  • Past performance. Past performance is not a guarantee of future performance. Don't be tempted to shift money between funds based on a single year's results. You should monitor your personal performance over an extended period of time and consider other factors—investment objectives, time horizon, risk tolerance, personal financial situation, and tax implications—before making changes to your portfolio.
  • What the chart shows. This chart displays your personal rate of return over a specific amount of time. You can view your personal rate of return and activity summary at the portfolio, account, and fund levels. At the portfolio level, you also can choose to view data for retirement accounts only or for nonretirement accounts only.
  • What assets are included. Your personal rate of return includes Vanguard® mutual fund accounts, Vanguard Brokerage Services® accounts, annuities and 529s, and assets from employer-sponsored retirement plans. These accounts will be included in your "total assets." These figures don't include trust services accounts, holdings purchased through companies other than Vanguard (outside investments), or assets from defined benefit plans.
  • Calculation method. Personal performance uses a formula called internal rate of return (IRR), which is a dollar-weighted return. IRR takes into account new money coming into your investment, as well as how long that money has been held. Don't confuse your personal rate of return with those posted for funds and indexes. The returns presented in these instances use a time-weighted calculation, which does not take cash flow into consideration.
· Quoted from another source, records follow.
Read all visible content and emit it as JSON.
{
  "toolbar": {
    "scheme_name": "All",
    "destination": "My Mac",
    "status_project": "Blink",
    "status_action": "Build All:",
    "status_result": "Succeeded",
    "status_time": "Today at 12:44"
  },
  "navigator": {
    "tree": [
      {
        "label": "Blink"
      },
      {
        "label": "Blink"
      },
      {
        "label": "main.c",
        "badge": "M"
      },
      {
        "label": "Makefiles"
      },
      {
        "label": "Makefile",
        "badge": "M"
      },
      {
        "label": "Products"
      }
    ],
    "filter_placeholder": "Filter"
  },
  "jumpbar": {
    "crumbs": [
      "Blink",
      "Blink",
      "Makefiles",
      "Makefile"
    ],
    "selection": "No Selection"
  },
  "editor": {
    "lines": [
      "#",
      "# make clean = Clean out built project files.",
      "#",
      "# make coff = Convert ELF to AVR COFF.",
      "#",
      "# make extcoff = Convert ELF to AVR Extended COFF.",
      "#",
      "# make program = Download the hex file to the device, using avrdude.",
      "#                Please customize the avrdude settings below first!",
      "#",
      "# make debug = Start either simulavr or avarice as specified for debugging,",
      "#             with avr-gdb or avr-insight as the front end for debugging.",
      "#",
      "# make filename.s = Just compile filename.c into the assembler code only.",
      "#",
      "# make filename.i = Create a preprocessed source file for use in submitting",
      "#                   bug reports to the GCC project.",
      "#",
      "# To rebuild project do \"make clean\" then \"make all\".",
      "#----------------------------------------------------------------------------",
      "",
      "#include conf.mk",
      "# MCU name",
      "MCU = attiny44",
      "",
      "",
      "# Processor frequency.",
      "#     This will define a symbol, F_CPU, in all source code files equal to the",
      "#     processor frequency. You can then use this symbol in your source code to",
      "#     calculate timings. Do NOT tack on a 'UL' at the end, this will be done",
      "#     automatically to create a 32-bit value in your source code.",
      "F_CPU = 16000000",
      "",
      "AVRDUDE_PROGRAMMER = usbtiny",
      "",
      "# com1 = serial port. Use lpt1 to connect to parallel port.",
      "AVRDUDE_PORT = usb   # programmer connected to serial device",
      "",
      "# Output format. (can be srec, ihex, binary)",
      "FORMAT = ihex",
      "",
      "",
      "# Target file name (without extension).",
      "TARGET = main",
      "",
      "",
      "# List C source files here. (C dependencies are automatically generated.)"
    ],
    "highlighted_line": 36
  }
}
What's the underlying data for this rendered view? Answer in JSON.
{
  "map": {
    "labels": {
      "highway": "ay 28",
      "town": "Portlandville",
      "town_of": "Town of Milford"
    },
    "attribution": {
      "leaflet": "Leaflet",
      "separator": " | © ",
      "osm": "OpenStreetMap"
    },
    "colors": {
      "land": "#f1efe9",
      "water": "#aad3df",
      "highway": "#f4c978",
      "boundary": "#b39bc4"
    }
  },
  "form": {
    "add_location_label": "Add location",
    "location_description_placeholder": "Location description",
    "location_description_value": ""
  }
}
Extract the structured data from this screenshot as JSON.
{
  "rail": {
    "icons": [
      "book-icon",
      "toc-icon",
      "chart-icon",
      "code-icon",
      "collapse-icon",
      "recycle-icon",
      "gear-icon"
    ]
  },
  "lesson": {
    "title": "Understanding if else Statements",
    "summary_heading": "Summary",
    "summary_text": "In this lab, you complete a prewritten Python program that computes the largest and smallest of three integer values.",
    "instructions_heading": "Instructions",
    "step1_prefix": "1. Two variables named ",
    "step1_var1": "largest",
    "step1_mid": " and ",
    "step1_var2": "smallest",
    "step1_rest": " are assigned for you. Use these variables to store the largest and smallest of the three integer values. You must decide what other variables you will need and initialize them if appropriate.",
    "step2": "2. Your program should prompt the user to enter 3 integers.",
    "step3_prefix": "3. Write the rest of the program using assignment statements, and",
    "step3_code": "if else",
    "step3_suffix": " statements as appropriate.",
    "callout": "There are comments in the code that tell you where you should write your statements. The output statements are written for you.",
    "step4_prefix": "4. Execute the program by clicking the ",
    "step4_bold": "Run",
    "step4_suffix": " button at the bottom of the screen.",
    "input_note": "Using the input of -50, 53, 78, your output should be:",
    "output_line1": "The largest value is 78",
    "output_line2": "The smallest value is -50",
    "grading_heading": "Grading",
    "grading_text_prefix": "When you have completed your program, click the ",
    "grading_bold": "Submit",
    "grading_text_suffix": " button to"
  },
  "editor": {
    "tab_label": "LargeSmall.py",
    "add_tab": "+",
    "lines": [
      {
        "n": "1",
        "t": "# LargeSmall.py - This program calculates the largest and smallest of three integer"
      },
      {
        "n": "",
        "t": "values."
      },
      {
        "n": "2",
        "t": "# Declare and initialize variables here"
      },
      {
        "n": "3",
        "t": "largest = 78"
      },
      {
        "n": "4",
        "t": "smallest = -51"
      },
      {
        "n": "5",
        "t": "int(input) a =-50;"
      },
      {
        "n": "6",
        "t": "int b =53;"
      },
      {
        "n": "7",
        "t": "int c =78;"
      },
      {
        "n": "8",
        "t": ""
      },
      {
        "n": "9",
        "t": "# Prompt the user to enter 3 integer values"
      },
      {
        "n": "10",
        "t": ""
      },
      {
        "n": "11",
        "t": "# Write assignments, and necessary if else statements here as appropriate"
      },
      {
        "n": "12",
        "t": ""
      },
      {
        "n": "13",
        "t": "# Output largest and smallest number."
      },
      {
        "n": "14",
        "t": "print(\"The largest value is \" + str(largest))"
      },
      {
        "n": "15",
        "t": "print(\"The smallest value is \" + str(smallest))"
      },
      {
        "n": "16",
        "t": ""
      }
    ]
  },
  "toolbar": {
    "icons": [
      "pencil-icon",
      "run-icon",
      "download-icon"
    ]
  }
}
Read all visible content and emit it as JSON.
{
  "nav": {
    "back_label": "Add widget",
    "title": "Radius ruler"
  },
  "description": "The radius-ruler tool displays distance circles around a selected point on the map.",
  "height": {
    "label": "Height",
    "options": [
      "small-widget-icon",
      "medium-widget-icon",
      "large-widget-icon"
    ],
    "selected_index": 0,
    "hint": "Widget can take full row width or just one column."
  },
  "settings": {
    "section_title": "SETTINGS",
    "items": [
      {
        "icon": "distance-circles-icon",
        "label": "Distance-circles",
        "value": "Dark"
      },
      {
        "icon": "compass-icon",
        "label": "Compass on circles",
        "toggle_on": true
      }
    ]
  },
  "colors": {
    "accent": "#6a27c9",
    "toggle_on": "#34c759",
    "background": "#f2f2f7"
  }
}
  • "As of" date. Your personal rate of return and activity summary data is as of the last day of the previous month. This page is updated with new data by the third business day of each month. If, for some reason, the data is delayed, the previous month's figures will continue to be displayed until new figures are available.
  • Data not available. Due to the calculation method that Vanguard uses, personal rate of return data is not available:
    • If you're a newly registered participant.
    • For a fund, account, or portfolio if the balance was zero at either the beginning or end of the time period shown.
    • For money market funds at the individual holding level.
  • Closed accounts. The figures include accounts that you may have had investments in during the time period shown, but that have since closed. Performance figures for converted Admiral™ Shares include the past performance of the original Investor class shares.